Assigned task: Reproduce exactly the final portion of the data: every line from the one containing "Serialize everything readable" through the last line, inclusive.
━━━
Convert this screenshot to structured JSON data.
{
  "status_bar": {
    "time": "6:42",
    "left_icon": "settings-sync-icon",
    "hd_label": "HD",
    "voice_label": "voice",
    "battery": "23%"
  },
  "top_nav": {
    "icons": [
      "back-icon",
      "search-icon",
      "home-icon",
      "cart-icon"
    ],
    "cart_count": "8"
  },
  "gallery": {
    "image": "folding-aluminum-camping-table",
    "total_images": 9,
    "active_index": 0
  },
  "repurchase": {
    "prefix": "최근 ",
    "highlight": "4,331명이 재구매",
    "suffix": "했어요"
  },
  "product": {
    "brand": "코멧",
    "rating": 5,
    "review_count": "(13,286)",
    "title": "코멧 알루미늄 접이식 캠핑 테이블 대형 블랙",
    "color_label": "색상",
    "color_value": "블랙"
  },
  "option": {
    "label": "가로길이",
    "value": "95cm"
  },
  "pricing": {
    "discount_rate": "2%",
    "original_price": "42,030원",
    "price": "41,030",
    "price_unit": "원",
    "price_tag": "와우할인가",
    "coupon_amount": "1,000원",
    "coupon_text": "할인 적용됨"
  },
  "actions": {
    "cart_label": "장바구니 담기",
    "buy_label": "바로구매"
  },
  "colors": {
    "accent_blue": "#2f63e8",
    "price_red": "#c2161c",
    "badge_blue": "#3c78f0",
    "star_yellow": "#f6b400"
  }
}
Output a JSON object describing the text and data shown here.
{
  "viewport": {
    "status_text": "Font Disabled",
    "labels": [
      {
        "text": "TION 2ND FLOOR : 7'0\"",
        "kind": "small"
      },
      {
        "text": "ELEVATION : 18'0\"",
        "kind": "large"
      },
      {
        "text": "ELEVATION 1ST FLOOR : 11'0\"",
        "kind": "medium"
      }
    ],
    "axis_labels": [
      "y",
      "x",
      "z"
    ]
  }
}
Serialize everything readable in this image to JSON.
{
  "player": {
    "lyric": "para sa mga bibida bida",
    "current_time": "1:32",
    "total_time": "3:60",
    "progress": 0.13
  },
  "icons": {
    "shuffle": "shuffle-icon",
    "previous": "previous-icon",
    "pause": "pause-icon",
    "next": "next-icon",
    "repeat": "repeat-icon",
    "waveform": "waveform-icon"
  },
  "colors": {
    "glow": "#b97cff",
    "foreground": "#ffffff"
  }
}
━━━
Task answer:
Serialize everything readable in this image to JSON.
{
  "player": {
    "lyric": "para sa mga bibida bida",
    "current_time": "1:32",
    "total_time": "3:60",
    "progress": 0.13
  },
  "icons": {
    "shuffle": "shuffle-icon",
    "previous": "previous-icon",
    "pause": "pause-icon",
    "next": "next-icon",
    "repeat": "repeat-icon",
    "waveform": "waveform-icon"
  },
  "colors": {
    "glow": "#b97cff",
    "foreground": "#ffffff"
  }
}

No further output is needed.